### TASK DESCRIPTION
State the number of lines in the records that contain "name", with no other words.
........
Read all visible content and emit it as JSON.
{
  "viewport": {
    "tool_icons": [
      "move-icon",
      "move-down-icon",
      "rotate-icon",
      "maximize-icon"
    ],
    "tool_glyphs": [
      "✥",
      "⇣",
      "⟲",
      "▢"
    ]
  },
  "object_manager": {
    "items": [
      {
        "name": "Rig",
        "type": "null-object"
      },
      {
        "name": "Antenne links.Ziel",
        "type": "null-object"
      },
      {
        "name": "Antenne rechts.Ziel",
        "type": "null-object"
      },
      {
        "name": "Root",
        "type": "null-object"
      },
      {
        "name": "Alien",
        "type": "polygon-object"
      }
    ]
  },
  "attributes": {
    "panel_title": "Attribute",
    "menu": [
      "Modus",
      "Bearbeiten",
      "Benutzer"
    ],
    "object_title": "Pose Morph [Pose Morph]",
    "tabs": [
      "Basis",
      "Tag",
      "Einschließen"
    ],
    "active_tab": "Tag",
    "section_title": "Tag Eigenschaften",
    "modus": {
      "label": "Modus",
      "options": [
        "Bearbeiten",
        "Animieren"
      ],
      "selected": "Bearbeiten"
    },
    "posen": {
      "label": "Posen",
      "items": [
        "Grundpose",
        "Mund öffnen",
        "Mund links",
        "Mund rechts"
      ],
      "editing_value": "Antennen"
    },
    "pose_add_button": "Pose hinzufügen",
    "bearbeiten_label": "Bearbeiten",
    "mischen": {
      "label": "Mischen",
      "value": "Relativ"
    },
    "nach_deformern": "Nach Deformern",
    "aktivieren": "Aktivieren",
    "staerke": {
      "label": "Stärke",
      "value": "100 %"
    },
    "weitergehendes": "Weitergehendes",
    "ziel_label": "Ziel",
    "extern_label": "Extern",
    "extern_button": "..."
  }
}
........
### ANSWER SPACE
5